Chefs – big and small – took centre stage at the Aylsham Food Festival. As guest speakers, and in the kitchen, demonstrating cookery skills or juggling in the square, they were everywhere.
They were taking part in the 14th annual three-day event in the Market Place and Town Hall at Aylsham, held to celebrate all that is good about local food supplied by local producers.
Organised by Slow Food Aylsham and Cittaslow Aylsham, the festival attracted a wide range of interest from near and far, many booking tickets for the Festival Dinner at Aylsham High School and a fry-up at the Big Sunday Brunch in the Town Hall while shoppers at the Saturday Farmers’ Market were delighted with the Culinary Capers of the “juggling chef”.
The traditional event is always held on the first weekend of October coinciding with the Farmers’ Market, the end of the harvest and apple picking.
Local cider maker David Warren and his daughter Rosie kicked off the festival the week before with a demonstration of apple crushing and cider tasting.
But the main event was “An Evening with Charlie Hodson and Steve Thorpe” at the festival supper in the High School.

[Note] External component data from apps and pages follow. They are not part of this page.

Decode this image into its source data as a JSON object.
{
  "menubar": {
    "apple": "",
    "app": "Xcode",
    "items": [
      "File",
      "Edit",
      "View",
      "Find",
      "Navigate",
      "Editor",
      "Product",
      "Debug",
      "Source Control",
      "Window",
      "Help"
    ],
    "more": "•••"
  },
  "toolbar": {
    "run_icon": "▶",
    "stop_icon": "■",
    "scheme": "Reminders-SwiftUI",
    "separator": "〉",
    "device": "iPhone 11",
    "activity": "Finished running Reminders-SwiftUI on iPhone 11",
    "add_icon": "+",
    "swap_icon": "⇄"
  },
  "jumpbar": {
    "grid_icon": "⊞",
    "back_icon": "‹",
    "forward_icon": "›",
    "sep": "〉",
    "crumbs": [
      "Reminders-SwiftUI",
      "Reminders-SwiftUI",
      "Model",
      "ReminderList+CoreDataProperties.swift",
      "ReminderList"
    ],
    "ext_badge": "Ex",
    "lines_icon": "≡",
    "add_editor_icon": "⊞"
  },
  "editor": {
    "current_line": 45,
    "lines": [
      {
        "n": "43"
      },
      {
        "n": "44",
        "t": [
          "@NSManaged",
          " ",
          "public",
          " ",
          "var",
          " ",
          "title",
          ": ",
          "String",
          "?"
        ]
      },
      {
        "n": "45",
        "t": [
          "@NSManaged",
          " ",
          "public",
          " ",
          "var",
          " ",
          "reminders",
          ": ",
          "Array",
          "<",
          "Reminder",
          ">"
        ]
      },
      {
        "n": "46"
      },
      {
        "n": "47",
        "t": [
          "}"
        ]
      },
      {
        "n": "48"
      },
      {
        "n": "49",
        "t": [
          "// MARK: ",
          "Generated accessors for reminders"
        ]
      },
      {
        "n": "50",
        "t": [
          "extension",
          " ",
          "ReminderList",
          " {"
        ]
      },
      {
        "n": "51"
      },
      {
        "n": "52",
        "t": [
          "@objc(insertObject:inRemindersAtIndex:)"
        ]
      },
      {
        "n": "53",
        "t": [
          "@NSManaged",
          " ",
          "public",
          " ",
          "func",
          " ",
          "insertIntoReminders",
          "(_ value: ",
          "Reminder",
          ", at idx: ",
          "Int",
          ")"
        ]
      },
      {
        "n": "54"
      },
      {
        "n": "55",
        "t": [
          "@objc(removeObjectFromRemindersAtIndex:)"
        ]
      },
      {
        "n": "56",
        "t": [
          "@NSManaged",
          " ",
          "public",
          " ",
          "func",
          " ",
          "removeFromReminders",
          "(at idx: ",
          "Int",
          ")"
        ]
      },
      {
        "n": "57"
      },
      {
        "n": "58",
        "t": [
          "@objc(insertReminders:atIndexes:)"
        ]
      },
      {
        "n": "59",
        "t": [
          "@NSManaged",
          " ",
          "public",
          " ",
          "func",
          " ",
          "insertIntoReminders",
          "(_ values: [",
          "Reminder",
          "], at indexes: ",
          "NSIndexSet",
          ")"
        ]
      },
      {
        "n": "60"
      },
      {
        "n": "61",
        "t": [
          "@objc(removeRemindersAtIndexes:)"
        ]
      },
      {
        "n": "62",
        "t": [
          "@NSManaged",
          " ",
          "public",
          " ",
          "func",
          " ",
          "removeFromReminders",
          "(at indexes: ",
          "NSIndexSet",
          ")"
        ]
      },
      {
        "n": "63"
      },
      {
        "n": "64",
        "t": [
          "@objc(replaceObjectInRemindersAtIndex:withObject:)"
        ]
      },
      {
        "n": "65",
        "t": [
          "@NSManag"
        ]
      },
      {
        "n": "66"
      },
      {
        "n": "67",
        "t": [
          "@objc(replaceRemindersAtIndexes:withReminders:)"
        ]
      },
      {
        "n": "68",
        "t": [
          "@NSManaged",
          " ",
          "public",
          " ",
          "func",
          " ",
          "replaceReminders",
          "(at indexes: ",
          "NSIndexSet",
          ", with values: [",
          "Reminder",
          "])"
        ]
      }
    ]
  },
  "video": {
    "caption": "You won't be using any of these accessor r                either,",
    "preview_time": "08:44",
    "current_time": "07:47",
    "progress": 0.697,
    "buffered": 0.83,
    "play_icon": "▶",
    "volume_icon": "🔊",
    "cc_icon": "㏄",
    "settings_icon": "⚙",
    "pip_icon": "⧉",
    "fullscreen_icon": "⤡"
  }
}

Both are first class Norfolk chefs and champions of keeping it local and old friends of Slow Food.
After the meal of venison chilli with rice or flatbread, salsa, guacamole, and apple three-ways for dessert, all prepared, cooked and served by the High School catering students, the guest speakers spoke of their confidence in the future of Norfolk’s hospitality business despite the changing nature of the food industry, the collapse of restaurants and the impact of what we eat on the environment.
Charlie Hodson told the 80 diners that the quality of cooking and enthusiasm shown by the students was inspirational and that “we are in safe hands” with the next generation of foodies.

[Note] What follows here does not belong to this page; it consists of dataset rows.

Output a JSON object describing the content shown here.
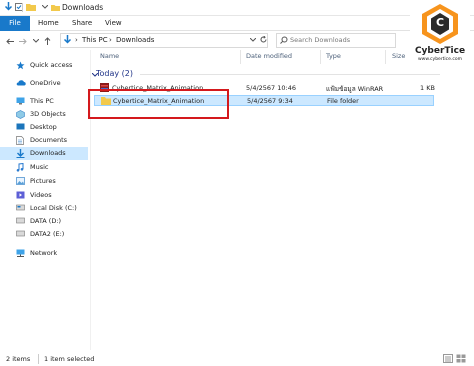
{
  "window": {
    "title": "Downloads"
  },
  "ribbon": {
    "tabs": [
      "File",
      "Home",
      "Share",
      "View"
    ]
  },
  "address": {
    "breadcrumb": [
      "This PC",
      "Downloads"
    ]
  },
  "search": {
    "placeholder": "Search Downloads"
  },
  "sidebar": {
    "items": [
      {
        "label": "Quick access",
        "icon": "star-icon"
      },
      {
        "label": "OneDrive",
        "icon": "cloud-icon"
      },
      {
        "label": "This PC",
        "icon": "computer-icon"
      },
      {
        "label": "3D Objects",
        "icon": "cube-icon"
      },
      {
        "label": "Desktop",
        "icon": "desktop-icon"
      },
      {
        "label": "Documents",
        "icon": "document-icon"
      },
      {
        "label": "Downloads",
        "icon": "download-icon"
      },
      {
        "label": "Music",
        "icon": "music-icon"
      },
      {
        "label": "Pictures",
        "icon": "picture-icon"
      },
      {
        "label": "Videos",
        "icon": "video-icon"
      },
      {
        "label": "Local Disk (C:)",
        "icon": "drive-icon"
      },
      {
        "label": "DATA (D:)",
        "icon": "drive-icon"
      },
      {
        "label": "DATA2 (E:)",
        "icon": "drive-icon"
      },
      {
        "label": "Network",
        "icon": "network-icon"
      }
    ],
    "selected": "Downloads"
  },
  "columns": {
    "name": "Name",
    "date": "Date modified",
    "type": "Type",
    "size": "Size"
  },
  "group": {
    "label": "Today (2)"
  },
  "files": [
    {
      "name": "Cybertice_Matrix_Animation",
      "date": "5/4/2567 10:46",
      "type": "แฟ้มข้อมูล WinRAR",
      "size": "1 KB"
    },
    {
      "name": "Cybertice_Matrix_Animation",
      "date": "5/4/2567 9:34",
      "type": "File folder",
      "size": ""
    }
  ],
  "status": {
    "items": "2 items",
    "selected": "1 item selected"
  },
  "logo": {
    "text": "CyberTice",
    "url": "www.cybertice.com",
    "letter": "C"
  },
  "colors": {
    "accent": "#1979ca",
    "selection": "#cce8ff",
    "highlight": "#d4191d",
    "logo_orange": "#f7941d"
  }
}
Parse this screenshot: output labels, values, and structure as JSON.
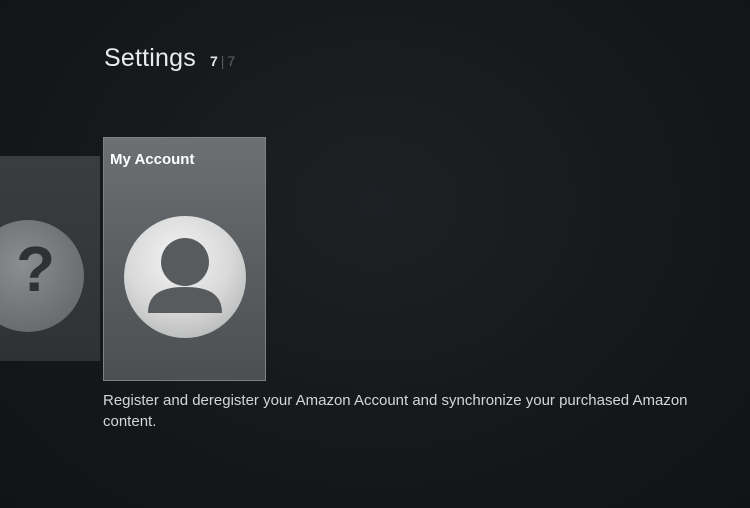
{
  "header": {
    "title": "Settings",
    "position_current": "7",
    "position_separator": "|",
    "position_total": "7"
  },
  "tiles": {
    "previous": {
      "icon": "help-icon",
      "glyph": "?"
    },
    "focused": {
      "label": "My Account",
      "icon": "user-avatar-icon"
    }
  },
  "description": "Register and deregister your Amazon Account and synchronize your purchased Amazon content."
}
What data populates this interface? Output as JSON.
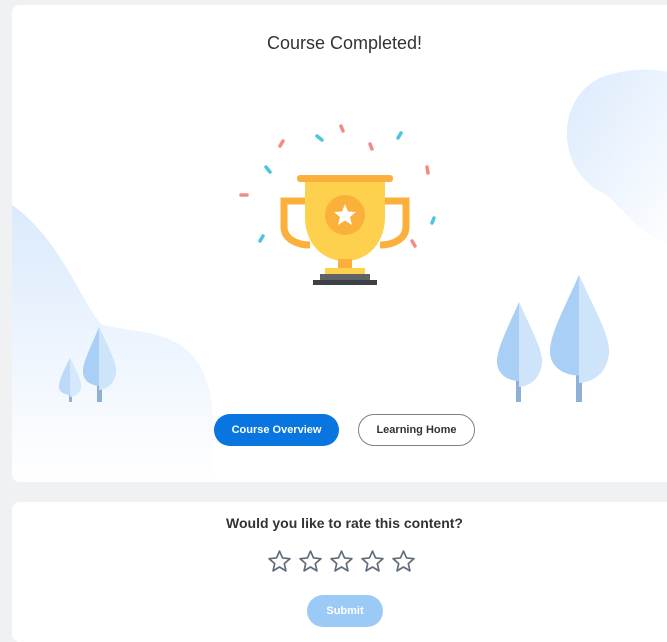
{
  "completion": {
    "title": "Course Completed!",
    "buttons": {
      "overview": "Course Overview",
      "home": "Learning Home"
    }
  },
  "rating": {
    "question": "Would you like to rate this content?",
    "stars_total": 5,
    "stars_selected": 0,
    "submit": "Submit"
  },
  "colors": {
    "primary": "#0875e1",
    "trophy": "#fdd04e",
    "submit_disabled": "#9ccaf7"
  },
  "icons": [
    "trophy-icon",
    "star-icon"
  ]
}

The extended Farmers’ Market was particularly successful and many stalls sold out as shoppers were treated to some street entertainment by “juggling chef” Ian Marchant.
In the Town Hall, local chef Derrol Waller gave a demonstration of what you can do with just £10 and ingredients bought from the market. His warm Norfolk Dapple, celery and garlic mustard salad – with croutons – went down well with his audience.

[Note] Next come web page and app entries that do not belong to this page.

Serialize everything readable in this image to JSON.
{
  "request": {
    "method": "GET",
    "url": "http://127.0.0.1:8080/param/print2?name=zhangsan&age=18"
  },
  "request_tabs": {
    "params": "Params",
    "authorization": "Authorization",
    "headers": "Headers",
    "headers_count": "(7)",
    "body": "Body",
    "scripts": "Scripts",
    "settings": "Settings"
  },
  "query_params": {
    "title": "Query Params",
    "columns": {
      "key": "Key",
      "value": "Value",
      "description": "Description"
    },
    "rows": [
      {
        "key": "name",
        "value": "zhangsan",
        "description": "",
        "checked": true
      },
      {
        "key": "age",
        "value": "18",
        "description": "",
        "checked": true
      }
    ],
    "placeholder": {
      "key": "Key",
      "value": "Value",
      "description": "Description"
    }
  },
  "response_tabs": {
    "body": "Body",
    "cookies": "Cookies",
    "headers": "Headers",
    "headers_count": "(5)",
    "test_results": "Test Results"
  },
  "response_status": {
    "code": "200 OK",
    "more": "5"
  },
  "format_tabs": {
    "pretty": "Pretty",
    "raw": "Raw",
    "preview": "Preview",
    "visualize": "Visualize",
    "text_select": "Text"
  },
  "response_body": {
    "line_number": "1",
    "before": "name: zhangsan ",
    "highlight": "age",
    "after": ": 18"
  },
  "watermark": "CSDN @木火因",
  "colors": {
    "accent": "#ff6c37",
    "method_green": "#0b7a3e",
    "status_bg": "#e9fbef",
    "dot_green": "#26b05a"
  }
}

As did the fried sausage and pork, followed by an apple and pear dessert.
And, despite the torrential rain on the Sunday, about 70 residents, including a significant contingent from St Michael’s Church, sat down for the Big Brunch prepared and served by Slow Food members and friends.
SFA chair Patrick Prekopp said: “This year’s festival was probably one of our best in recent years and proof that
the community spirit and food awareness in the town is alive and well.”